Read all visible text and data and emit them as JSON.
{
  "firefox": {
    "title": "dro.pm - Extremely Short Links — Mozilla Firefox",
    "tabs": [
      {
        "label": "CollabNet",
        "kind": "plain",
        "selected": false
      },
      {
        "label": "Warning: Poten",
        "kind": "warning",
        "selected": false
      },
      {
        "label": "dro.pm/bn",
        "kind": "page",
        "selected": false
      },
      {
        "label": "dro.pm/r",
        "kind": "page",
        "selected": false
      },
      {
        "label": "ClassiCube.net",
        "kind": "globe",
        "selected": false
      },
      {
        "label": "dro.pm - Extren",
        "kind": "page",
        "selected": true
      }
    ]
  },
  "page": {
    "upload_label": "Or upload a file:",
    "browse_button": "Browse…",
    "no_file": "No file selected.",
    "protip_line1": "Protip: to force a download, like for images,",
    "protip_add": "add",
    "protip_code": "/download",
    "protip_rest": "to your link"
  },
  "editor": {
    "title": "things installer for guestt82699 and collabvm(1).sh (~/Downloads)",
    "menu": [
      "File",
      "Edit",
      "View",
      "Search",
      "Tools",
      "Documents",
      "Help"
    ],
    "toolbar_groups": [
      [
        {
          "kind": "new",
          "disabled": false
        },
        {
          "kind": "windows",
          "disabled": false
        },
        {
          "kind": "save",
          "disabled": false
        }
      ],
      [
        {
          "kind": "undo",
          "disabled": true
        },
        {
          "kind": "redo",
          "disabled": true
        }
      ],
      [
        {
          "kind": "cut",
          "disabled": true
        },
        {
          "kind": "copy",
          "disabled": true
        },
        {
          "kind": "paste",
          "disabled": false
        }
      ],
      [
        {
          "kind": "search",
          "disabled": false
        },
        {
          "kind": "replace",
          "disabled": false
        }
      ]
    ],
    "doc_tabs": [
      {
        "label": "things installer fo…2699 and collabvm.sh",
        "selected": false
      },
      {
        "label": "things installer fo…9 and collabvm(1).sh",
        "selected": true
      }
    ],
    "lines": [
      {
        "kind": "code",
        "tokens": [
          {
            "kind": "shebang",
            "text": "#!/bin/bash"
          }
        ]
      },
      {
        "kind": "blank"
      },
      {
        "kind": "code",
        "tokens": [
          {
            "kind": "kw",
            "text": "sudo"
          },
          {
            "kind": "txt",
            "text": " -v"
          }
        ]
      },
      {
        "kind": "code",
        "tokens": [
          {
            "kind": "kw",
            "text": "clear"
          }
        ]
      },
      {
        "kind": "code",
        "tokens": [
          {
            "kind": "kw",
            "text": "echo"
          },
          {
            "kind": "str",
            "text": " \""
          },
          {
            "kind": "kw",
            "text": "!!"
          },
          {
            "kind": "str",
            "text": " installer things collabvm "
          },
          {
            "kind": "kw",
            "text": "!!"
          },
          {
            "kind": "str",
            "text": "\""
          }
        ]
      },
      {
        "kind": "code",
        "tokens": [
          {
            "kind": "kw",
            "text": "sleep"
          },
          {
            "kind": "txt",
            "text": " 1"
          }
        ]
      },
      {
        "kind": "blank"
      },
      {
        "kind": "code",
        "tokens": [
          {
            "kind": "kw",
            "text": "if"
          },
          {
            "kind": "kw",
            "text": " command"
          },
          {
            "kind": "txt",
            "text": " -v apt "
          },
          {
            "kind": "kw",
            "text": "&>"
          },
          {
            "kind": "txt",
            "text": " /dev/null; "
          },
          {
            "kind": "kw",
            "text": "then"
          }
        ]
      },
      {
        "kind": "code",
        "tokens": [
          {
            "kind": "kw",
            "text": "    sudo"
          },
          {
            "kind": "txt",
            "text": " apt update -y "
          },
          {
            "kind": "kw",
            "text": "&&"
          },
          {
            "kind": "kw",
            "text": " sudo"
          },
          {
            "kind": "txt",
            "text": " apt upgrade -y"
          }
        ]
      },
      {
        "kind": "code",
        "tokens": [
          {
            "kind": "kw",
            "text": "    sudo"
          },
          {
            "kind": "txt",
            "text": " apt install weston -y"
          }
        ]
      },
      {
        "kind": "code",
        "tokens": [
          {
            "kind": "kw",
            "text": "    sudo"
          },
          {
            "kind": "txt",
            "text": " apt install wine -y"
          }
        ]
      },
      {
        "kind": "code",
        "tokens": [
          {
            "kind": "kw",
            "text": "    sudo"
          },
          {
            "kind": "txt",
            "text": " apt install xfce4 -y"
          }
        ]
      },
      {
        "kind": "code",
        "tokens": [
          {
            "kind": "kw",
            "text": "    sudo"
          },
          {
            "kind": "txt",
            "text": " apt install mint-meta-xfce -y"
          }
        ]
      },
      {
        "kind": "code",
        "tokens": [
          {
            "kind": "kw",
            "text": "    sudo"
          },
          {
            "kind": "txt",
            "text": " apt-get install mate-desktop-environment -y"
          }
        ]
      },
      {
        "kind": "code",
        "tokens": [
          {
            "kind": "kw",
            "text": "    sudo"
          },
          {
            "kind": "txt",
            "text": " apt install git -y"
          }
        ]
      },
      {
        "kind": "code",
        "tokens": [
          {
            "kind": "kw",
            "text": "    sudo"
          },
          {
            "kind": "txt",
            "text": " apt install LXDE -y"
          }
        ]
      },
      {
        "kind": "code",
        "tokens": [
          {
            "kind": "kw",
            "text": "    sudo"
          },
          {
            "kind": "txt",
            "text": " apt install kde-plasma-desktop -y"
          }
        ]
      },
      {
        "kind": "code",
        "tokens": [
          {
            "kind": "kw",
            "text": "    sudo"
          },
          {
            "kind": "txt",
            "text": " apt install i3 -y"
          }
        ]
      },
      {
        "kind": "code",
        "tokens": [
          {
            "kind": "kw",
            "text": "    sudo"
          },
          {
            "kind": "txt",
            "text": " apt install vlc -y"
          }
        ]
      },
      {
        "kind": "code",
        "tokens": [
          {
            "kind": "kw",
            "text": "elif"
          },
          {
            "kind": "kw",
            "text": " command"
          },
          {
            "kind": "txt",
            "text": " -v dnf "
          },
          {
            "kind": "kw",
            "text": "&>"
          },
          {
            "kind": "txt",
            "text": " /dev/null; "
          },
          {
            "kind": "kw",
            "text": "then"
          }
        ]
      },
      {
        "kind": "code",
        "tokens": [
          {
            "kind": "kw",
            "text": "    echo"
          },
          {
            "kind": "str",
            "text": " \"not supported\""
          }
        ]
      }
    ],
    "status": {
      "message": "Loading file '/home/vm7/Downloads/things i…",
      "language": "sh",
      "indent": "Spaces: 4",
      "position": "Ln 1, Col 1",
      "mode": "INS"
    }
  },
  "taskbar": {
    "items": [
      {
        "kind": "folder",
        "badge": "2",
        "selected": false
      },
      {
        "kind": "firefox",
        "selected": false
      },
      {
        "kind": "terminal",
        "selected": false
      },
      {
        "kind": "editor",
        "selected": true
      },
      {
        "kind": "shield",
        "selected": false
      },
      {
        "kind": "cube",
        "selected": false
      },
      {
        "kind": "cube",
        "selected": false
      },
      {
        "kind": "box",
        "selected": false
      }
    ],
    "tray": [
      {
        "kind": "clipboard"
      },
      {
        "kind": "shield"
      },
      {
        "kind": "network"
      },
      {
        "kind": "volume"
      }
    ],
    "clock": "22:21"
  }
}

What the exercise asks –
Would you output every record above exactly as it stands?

Task solution –
Read all visible text and data and emit them as JSON.
{
  "firefox": {
    "title": "dro.pm - Extremely Short Links — Mozilla Firefox",
    "tabs": [
      {
        "label": "CollabNet",
        "kind": "plain",
        "selected": false
      },
      {
        "label": "Warning: Poten",
        "kind": "warning",
        "selected": false
      },
      {
        "label": "dro.pm/bn",
        "kind": "page",
        "selected": false
      },
      {
        "label": "dro.pm/r",
        "kind": "page",
        "selected": false
      },
      {
        "label": "ClassiCube.net",
        "kind": "globe",
        "selected": false
      },
      {
        "label": "dro.pm - Extren",
        "kind": "page",
        "selected": true
      }
    ]
  },
  "page": {
    "upload_label": "Or upload a file:",
    "browse_button": "Browse…",
    "no_file": "No file selected.",
    "protip_line1": "Protip: to force a download, like for images,",
    "protip_add": "add",
    "protip_code": "/download",
    "protip_rest": "to your link"
  },
  "editor": {
    "title": "things installer for guestt82699 and collabvm(1).sh (~/Downloads)",
    "menu": [
      "File",
      "Edit",
      "View",
      "Search",
      "Tools",
      "Documents",
      "Help"
    ],
    "toolbar_groups": [
      [
        {
          "kind": "new",
          "disabled": false
        },
        {
          "kind": "windows",
          "disabled": false
        },
        {
          "kind": "save",
          "disabled": false
        }
      ],
      [
        {
          "kind": "undo",
          "disabled": true
        },
        {
          "kind": "redo",
          "disabled": true
        }
      ],
      [
        {
          "kind": "cut",
          "disabled": true
        },
        {
          "kind": "copy",
          "disabled": true
        },
        {
          "kind": "paste",
          "disabled": false
        }
      ],
      [
        {
          "kind": "search",
          "disabled": false
        },
        {
          "kind": "replace",
          "disabled": false
        }
      ]
    ],
    "doc_tabs": [
      {
        "label": "things installer fo…2699 and collabvm.sh",
        "selected": false
      },
      {
        "label": "things installer fo…9 and collabvm(1).sh",
        "selected": true
      }
    ],
    "lines": [
      {
        "kind": "code",
        "tokens": [
          {
            "kind": "shebang",
            "text": "#!/bin/bash"
          }
        ]
      },
      {
        "kind": "blank"
      },
      {
        "kind": "code",
        "tokens": [
          {
            "kind": "kw",
            "text": "sudo"
          },
          {
            "kind": "txt",
            "text": " -v"
          }
        ]
      },
      {
        "kind": "code",
        "tokens": [
          {
            "kind": "kw",
            "text": "clear"
          }
        ]
      },
      {
        "kind": "code",
        "tokens": [
          {
            "kind": "kw",
            "text": "echo"
          },
          {
            "kind": "str",
            "text": " \""
          },
          {
            "kind": "kw",
            "text": "!!"
          },
          {
            "kind": "str",
            "text": " installer things collabvm "
          },
          {
            "kind": "kw",
            "text": "!!"
          },
          {
            "kind": "str",
            "text": "\""
          }
        ]
      },
      {
        "kind": "code",
        "tokens": [
          {
            "kind": "kw",
            "text": "sleep"
          },
          {
            "kind": "txt",
            "text": " 1"
          }
        ]
      },
      {
        "kind": "blank"
      },
      {
        "kind": "code",
        "tokens": [
          {
            "kind": "kw",
            "text": "if"
          },
          {
            "kind": "kw",
            "text": " command"
          },
          {
            "kind": "txt",
            "text": " -v apt "
          },
          {
            "kind": "kw",
            "text": "&>"
          },
          {
            "kind": "txt",
            "text": " /dev/null; "
          },
          {
            "kind": "kw",
            "text": "then"
          }
        ]
      },
      {
        "kind": "code",
        "tokens": [
          {
            "kind": "kw",
            "text": "    sudo"
          },
          {
            "kind": "txt",
            "text": " apt update -y "
          },
          {
            "kind": "kw",
            "text": "&&"
          },
          {
            "kind": "kw",
            "text": " sudo"
          },
          {
            "kind": "txt",
            "text": " apt upgrade -y"
          }
        ]
      },
      {
        "kind": "code",
        "tokens": [
          {
            "kind": "kw",
            "text": "    sudo"
          },
          {
            "kind": "txt",
            "text": " apt install weston -y"
          }
        ]
      },
      {
        "kind": "code",
        "tokens": [
          {
            "kind": "kw",
            "text": "    sudo"
          },
          {
            "kind": "txt",
            "text": " apt install wine -y"
          }
        ]
      },
      {
        "kind": "code",
        "tokens": [
          {
            "kind": "kw",
            "text": "    sudo"
          },
          {
            "kind": "txt",
            "text": " apt install xfce4 -y"
          }
        ]
      },
      {
        "kind": "code",
        "tokens": [
          {
            "kind": "kw",
            "text": "    sudo"
          },
          {
            "kind": "txt",
            "text": " apt install mint-meta-xfce -y"
          }
        ]
      },
      {
        "kind": "code",
        "tokens": [
          {
            "kind": "kw",
            "text": "    sudo"
          },
          {
            "kind": "txt",
            "text": " apt-get install mate-desktop-environment -y"
          }
        ]
      },
      {
        "kind": "code",
        "tokens": [
          {
            "kind": "kw",
            "text": "    sudo"
          },
          {
            "kind": "txt",
            "text": " apt install git -y"
          }
        ]
      },
      {
        "kind": "code",
        "tokens": [
          {
            "kind": "kw",
            "text": "    sudo"
          },
          {
            "kind": "txt",
            "text": " apt install LXDE -y"
          }
        ]
      },
      {
        "kind": "code",
        "tokens": [
          {
            "kind": "kw",
            "text": "    sudo"
          },
          {
            "kind": "txt",
            "text": " apt install kde-plasma-desktop -y"
          }
        ]
      },
      {
        "kind": "code",
        "tokens": [
          {
            "kind": "kw",
            "text": "    sudo"
          },
          {
            "kind": "txt",
            "text": " apt install i3 -y"
          }
        ]
      },
      {
        "kind": "code",
        "tokens": [
          {
            "kind": "kw",
            "text": "    sudo"
          },
          {
            "kind": "txt",
            "text": " apt install vlc -y"
          }
        ]
      },
      {
        "kind": "code",
        "tokens": [
          {
            "kind": "kw",
            "text": "elif"
          },
          {
            "kind": "kw",
            "text": " command"
          },
          {
            "kind": "txt",
            "text": " -v dnf "
          },
          {
            "kind": "kw",
            "text": "&>"
          },
          {
            "kind": "txt",
            "text": " /dev/null; "
          },
          {
            "kind": "kw",
            "text": "then"
          }
        ]
      },
      {
        "kind": "code",
        "tokens": [
          {
            "kind": "kw",
            "text": "    echo"
          },
          {
            "kind": "str",
            "text": " \"not supported\""
          }
        ]
      }
    ],
    "status": {
      "message": "Loading file '/home/vm7/Downloads/things i…",
      "language": "sh",
      "indent": "Spaces: 4",
      "position": "Ln 1, Col 1",
      "mode": "INS"
    }
  },
  "taskbar": {
    "items": [
      {
        "kind": "folder",
        "badge": "2",
        "selected": false
      },
      {
        "kind": "firefox",
        "selected": false
      },
      {
        "kind": "terminal",
        "selected": false
      },
      {
        "kind": "editor",
        "selected": true
      },
      {
        "kind": "shield",
        "selected": false
      },
      {
        "kind": "cube",
        "selected": false
      },
      {
        "kind": "cube",
        "selected": false
      },
      {
        "kind": "box",
        "selected": false
      }
    ],
    "tray": [
      {
        "kind": "clipboard"
      },
      {
        "kind": "shield"
      },
      {
        "kind": "network"
      },
      {
        "kind": "volume"
      }
    ],
    "clock": "22:21"
  }
}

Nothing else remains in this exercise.